_What you should do_:
In the entries below, how many lines hold the word "مليون"? Answer with the number only.

_Data for analysis_:
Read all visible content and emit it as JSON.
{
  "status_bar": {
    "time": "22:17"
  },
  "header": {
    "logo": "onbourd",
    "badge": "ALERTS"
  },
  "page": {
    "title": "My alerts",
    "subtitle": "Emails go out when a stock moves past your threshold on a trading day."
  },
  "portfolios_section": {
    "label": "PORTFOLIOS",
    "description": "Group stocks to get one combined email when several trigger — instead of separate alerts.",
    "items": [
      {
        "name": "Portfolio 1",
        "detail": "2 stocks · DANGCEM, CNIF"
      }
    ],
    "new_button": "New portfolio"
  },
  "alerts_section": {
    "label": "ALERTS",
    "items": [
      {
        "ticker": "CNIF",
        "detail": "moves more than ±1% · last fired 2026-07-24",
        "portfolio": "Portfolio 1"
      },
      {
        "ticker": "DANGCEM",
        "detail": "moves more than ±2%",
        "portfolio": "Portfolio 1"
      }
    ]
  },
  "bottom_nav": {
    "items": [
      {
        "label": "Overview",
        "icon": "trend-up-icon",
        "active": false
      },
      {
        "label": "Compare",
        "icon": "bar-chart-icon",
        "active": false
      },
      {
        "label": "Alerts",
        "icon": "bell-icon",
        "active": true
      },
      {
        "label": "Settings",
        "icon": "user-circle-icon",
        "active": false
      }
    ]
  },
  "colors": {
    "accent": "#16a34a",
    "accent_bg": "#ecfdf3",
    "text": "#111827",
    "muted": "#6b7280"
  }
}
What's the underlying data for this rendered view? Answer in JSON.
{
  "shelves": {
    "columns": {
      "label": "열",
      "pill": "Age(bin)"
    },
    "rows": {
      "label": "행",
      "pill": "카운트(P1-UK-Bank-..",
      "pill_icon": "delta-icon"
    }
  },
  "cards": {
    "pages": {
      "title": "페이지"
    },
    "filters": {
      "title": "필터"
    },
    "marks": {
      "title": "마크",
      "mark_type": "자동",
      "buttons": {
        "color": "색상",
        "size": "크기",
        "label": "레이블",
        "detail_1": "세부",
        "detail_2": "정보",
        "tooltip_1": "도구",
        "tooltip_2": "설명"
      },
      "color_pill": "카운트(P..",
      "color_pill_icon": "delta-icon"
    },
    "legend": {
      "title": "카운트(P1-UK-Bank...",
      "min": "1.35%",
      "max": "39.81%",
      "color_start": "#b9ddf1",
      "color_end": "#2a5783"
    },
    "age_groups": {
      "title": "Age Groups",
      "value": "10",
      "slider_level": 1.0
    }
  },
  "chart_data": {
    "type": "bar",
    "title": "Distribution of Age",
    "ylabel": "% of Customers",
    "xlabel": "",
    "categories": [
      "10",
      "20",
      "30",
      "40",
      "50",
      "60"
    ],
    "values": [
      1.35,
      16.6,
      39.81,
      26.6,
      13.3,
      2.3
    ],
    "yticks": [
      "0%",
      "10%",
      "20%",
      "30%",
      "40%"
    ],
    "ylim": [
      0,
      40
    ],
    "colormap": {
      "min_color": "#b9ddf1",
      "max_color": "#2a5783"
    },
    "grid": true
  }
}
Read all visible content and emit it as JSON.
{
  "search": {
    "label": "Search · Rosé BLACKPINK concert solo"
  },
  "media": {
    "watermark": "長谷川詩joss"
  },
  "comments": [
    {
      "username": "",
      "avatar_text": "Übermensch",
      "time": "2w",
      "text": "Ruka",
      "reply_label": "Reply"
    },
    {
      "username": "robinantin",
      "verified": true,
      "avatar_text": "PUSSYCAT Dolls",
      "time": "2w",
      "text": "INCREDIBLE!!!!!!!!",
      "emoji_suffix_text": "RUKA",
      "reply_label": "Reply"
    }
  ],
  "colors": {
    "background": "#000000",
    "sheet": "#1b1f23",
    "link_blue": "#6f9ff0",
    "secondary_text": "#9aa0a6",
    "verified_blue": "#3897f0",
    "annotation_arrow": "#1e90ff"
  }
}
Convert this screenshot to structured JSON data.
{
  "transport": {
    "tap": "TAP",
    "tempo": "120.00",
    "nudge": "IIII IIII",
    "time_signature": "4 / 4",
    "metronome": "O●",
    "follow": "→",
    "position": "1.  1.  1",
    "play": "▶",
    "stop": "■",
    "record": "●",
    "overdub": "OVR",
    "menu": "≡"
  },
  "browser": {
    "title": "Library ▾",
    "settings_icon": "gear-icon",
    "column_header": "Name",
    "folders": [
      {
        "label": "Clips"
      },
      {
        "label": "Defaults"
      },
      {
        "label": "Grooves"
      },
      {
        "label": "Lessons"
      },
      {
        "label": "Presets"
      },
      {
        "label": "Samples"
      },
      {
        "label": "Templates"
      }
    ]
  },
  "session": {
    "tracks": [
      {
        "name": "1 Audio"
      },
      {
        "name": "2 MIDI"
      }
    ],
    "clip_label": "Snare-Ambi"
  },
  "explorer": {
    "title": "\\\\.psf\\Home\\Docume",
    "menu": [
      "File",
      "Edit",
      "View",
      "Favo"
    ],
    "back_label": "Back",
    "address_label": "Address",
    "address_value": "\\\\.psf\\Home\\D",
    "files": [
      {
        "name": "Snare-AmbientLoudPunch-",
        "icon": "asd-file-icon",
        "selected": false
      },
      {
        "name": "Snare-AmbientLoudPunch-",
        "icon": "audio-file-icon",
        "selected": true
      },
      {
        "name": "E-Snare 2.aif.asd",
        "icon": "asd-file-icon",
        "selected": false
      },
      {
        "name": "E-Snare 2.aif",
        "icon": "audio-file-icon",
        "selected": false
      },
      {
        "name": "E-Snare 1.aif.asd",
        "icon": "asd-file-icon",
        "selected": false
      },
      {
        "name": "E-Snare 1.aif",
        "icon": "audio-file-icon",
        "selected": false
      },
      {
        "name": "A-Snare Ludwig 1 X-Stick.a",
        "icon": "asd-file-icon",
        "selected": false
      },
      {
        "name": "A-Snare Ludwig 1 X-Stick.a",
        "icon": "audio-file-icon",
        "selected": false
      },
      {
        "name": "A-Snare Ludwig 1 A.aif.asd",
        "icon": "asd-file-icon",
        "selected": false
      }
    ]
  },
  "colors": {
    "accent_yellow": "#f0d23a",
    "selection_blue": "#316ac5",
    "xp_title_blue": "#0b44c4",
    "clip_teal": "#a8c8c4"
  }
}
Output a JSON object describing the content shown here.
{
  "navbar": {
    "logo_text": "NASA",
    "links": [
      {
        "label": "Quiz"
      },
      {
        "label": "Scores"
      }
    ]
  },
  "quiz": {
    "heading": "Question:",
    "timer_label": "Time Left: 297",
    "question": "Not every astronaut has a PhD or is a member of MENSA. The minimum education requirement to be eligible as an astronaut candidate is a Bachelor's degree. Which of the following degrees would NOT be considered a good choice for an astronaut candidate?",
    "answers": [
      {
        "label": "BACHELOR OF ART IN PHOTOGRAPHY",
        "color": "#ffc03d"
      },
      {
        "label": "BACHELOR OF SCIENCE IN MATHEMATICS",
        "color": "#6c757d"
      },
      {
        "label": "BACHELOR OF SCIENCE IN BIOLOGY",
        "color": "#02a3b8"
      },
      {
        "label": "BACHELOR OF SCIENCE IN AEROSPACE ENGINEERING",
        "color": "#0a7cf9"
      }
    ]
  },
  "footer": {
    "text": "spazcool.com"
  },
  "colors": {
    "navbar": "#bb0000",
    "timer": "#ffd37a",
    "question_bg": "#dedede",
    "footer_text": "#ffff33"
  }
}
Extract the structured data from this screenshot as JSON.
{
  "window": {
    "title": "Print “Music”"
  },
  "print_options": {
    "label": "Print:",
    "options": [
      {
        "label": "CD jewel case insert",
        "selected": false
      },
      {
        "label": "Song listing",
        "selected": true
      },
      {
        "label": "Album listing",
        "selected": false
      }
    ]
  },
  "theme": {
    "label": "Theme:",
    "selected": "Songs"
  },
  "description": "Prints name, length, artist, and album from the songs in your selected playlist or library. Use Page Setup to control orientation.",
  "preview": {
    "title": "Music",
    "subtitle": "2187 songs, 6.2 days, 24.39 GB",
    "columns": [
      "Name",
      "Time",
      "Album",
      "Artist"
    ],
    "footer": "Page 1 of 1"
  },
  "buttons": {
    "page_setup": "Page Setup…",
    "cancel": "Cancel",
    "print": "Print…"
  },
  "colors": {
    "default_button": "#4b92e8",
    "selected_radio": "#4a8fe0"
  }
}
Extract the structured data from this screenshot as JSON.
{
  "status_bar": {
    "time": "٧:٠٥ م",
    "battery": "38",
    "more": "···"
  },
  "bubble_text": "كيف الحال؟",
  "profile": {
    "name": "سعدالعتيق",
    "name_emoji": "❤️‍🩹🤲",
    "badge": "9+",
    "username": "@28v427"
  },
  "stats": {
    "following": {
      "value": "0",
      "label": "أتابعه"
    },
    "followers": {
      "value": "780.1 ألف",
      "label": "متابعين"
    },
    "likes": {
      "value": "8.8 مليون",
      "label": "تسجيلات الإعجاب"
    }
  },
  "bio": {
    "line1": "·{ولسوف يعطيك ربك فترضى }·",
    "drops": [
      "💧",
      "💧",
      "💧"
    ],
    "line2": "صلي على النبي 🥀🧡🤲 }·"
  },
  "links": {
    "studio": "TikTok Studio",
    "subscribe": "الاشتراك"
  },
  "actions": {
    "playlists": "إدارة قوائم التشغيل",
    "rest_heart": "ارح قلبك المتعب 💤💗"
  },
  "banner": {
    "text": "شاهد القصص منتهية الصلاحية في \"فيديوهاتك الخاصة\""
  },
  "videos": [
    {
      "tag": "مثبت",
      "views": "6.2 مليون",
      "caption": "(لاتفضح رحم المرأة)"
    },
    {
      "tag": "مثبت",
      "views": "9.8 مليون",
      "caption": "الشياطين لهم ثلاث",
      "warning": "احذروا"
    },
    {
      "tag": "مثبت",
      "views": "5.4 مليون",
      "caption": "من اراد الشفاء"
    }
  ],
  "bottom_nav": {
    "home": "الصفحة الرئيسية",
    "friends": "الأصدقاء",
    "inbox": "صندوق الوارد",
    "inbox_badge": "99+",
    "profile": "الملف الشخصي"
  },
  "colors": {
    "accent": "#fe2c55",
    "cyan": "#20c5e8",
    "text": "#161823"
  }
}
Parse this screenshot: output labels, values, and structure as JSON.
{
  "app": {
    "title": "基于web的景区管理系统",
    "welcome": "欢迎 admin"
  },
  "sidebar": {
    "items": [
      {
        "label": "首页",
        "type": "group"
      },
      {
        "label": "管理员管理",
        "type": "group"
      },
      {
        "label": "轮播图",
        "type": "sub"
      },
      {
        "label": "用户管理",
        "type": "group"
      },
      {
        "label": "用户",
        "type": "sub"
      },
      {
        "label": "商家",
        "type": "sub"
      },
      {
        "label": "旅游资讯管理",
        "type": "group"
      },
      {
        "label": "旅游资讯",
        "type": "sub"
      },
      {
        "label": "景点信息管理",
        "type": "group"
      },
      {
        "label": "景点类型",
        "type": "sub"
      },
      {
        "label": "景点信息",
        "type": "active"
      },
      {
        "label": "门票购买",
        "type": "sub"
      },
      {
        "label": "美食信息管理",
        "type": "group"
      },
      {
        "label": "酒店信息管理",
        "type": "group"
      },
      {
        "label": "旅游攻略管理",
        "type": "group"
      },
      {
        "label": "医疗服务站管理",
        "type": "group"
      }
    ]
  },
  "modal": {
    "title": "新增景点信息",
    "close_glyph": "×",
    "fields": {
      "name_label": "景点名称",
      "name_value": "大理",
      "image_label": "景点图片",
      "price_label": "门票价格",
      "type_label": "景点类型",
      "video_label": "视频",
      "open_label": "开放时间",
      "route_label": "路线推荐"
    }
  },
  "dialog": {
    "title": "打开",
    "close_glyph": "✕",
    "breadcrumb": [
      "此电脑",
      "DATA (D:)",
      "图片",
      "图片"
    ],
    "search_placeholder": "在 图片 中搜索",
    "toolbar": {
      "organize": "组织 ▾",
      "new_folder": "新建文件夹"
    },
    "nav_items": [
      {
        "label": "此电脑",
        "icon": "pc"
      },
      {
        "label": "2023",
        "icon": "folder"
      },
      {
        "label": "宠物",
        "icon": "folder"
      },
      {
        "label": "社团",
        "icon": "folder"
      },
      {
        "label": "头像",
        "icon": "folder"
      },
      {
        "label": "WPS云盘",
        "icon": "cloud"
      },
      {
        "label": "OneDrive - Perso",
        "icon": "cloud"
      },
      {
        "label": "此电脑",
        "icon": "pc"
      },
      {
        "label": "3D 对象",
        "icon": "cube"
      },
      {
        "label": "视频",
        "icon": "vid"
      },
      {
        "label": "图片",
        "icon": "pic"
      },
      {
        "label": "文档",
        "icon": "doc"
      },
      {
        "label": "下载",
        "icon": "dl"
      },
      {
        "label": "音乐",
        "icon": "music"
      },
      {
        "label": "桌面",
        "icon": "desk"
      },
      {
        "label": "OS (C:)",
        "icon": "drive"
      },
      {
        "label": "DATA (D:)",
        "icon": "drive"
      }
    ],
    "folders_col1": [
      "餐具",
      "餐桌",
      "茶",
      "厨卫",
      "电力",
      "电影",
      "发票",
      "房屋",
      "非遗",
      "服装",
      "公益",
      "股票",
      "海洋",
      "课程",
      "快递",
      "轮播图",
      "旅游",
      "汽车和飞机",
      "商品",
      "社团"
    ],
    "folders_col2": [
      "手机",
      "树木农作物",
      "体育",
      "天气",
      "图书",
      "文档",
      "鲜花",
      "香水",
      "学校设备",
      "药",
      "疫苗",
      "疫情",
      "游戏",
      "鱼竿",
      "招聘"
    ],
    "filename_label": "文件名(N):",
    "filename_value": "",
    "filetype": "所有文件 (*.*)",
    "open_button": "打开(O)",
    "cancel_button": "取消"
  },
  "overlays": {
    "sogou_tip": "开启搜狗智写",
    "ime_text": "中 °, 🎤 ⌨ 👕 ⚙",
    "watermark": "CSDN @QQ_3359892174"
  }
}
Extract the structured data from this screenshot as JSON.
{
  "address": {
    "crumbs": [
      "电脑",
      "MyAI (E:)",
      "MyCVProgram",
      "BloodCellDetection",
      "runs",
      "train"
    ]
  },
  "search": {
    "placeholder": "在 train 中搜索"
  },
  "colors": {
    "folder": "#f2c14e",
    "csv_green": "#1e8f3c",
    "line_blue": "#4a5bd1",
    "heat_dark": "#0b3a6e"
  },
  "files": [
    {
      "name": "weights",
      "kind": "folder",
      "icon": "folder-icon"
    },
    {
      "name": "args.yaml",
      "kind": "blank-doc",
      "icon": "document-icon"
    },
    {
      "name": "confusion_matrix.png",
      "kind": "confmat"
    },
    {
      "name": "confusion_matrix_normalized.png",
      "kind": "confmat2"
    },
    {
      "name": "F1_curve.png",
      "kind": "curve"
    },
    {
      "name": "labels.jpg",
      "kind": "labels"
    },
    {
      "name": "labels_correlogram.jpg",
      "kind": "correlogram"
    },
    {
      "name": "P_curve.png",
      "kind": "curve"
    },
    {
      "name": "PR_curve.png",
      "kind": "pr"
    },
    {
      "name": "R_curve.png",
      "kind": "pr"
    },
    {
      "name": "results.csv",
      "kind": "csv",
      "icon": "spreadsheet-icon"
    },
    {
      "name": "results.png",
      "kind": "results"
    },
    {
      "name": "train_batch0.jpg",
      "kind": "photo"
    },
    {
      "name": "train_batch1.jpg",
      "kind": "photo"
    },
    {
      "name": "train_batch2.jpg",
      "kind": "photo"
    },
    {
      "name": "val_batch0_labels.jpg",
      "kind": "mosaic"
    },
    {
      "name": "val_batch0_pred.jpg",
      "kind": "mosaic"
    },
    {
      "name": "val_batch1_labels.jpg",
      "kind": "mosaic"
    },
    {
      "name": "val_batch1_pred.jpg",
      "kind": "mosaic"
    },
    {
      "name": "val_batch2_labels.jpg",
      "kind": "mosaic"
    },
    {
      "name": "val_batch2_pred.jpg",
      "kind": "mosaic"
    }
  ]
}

_Response to this task_:
4